§ **Problem requirements**:
Copy out each line of the listing below where the string "shortcut" appears.

§ **Data for processing**:
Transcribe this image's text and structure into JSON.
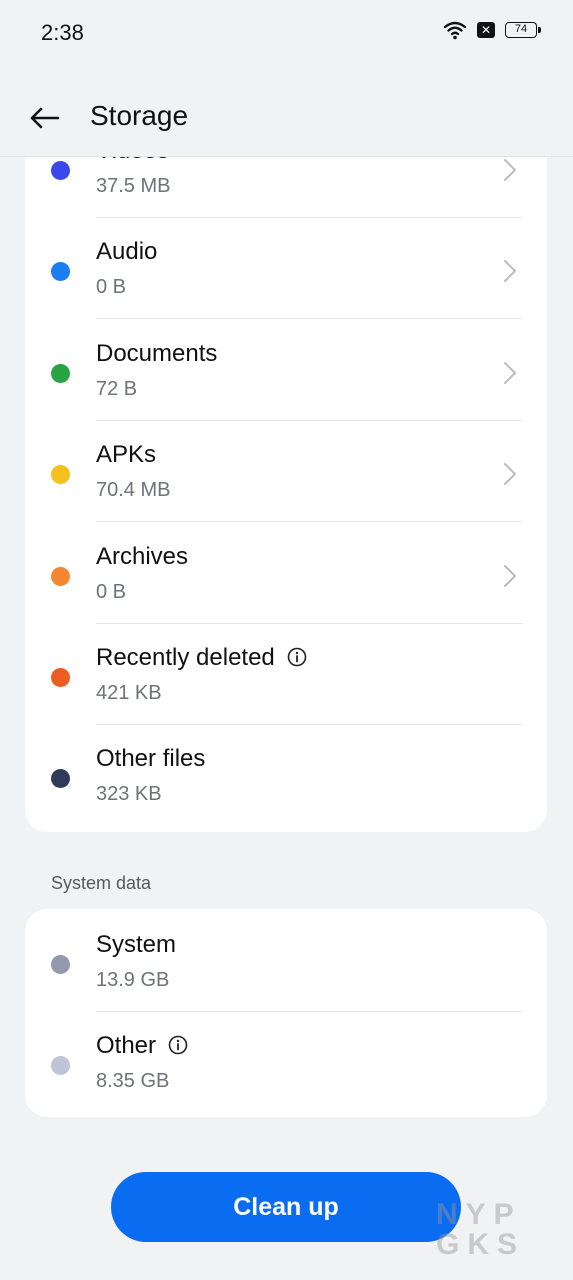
{
  "status_bar": {
    "time": "2:38",
    "battery": "74"
  },
  "header": {
    "title": "Storage"
  },
  "files": [
    {
      "label": "Videos",
      "size": "37.5 MB",
      "color": "#3a47ea",
      "has_chevron": true,
      "has_info": false
    },
    {
      "label": "Audio",
      "size": "0 B",
      "color": "#1a7df2",
      "has_chevron": true,
      "has_info": false
    },
    {
      "label": "Documents",
      "size": "72 B",
      "color": "#27a343",
      "has_chevron": true,
      "has_info": false
    },
    {
      "label": "APKs",
      "size": "70.4 MB",
      "color": "#f6c120",
      "has_chevron": true,
      "has_info": false
    },
    {
      "label": "Archives",
      "size": "0 B",
      "color": "#f4872f",
      "has_chevron": true,
      "has_info": false
    },
    {
      "label": "Recently deleted",
      "size": "421 KB",
      "color": "#ec5d22",
      "has_chevron": false,
      "has_info": true
    },
    {
      "label": "Other files",
      "size": "323 KB",
      "color": "#303a5b",
      "has_chevron": false,
      "has_info": false
    }
  ],
  "system_section": {
    "title": "System data",
    "items": [
      {
        "label": "System",
        "size": "13.9 GB",
        "color": "#9499ae",
        "has_info": false
      },
      {
        "label": "Other",
        "size": "8.35 GB",
        "color": "#c0c4d9",
        "has_info": true
      }
    ]
  },
  "clean_button": {
    "label": "Clean up",
    "color": "#0a6cf0"
  },
  "watermark": {
    "line1": "NYP",
    "line2": "GKS"
  }
}
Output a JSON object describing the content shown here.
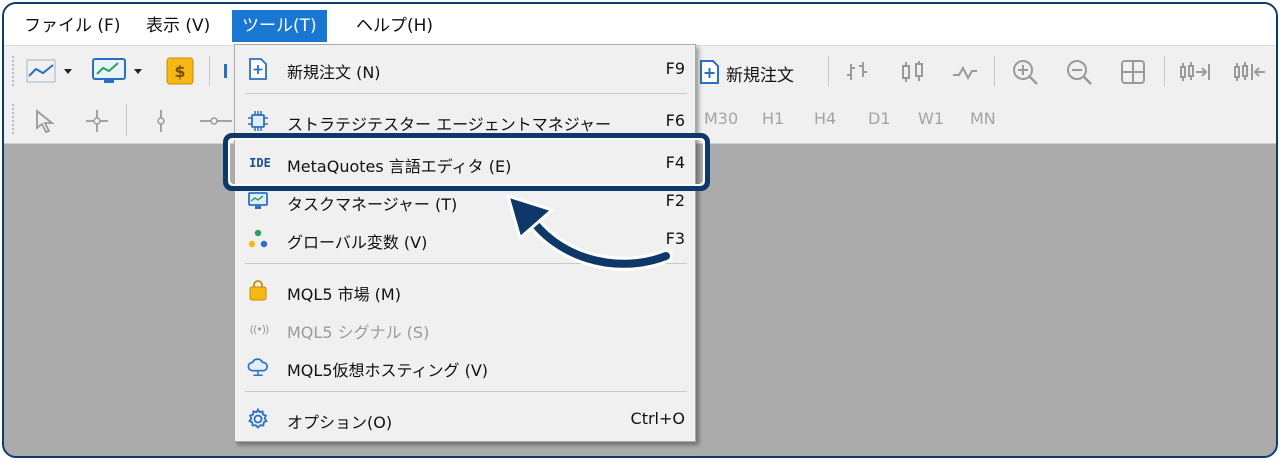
{
  "menubar": {
    "items": [
      {
        "label": "ファイル (F)"
      },
      {
        "label": "表示 (V)"
      },
      {
        "label": "ツール(T)"
      },
      {
        "label": "ヘルプ(H)"
      }
    ]
  },
  "toolbar": {
    "new_order_label": "新規注文",
    "timeframes": [
      "M30",
      "H1",
      "H4",
      "D1",
      "W1",
      "MN"
    ]
  },
  "tools_menu": {
    "items": [
      {
        "label": "新規注文 (N)",
        "shortcut": "F9",
        "icon": "new-order-icon"
      },
      {
        "label": "ストラテジテスター エージェントマネジャー",
        "shortcut": "F6",
        "icon": "chip-icon"
      },
      {
        "label": "MetaQuotes 言語エディタ (E)",
        "shortcut": "F4",
        "icon": "ide-icon",
        "icon_text": "IDE"
      },
      {
        "label": "タスクマネージャー (T)",
        "shortcut": "F2",
        "icon": "monitor-icon"
      },
      {
        "label": "グローバル変数 (V)",
        "shortcut": "F3",
        "icon": "global-variables-icon"
      },
      {
        "label": "MQL5 市場 (M)",
        "shortcut": "",
        "icon": "shopping-bag-icon"
      },
      {
        "label": "MQL5 シグナル (S)",
        "shortcut": "",
        "icon": "signal-icon",
        "icon_text": "((•))"
      },
      {
        "label": "MQL5仮想ホスティング (V)",
        "shortcut": "",
        "icon": "cloud-icon"
      },
      {
        "label": "オプション(O)",
        "shortcut": "Ctrl+O",
        "icon": "gear-icon"
      }
    ]
  },
  "colors": {
    "accent": "#1976d2",
    "highlight_border": "#0e3868",
    "workspace": "#ababab"
  }
}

§ **Written response**:
        "shortcut": "F9",
        "shortcut": "F6",
        "shortcut": "F4",
        "shortcut": "F2",
        "shortcut": "F3",
        "shortcut": "",
        "shortcut": "",
        "shortcut": "",
        "shortcut": "Ctrl+O",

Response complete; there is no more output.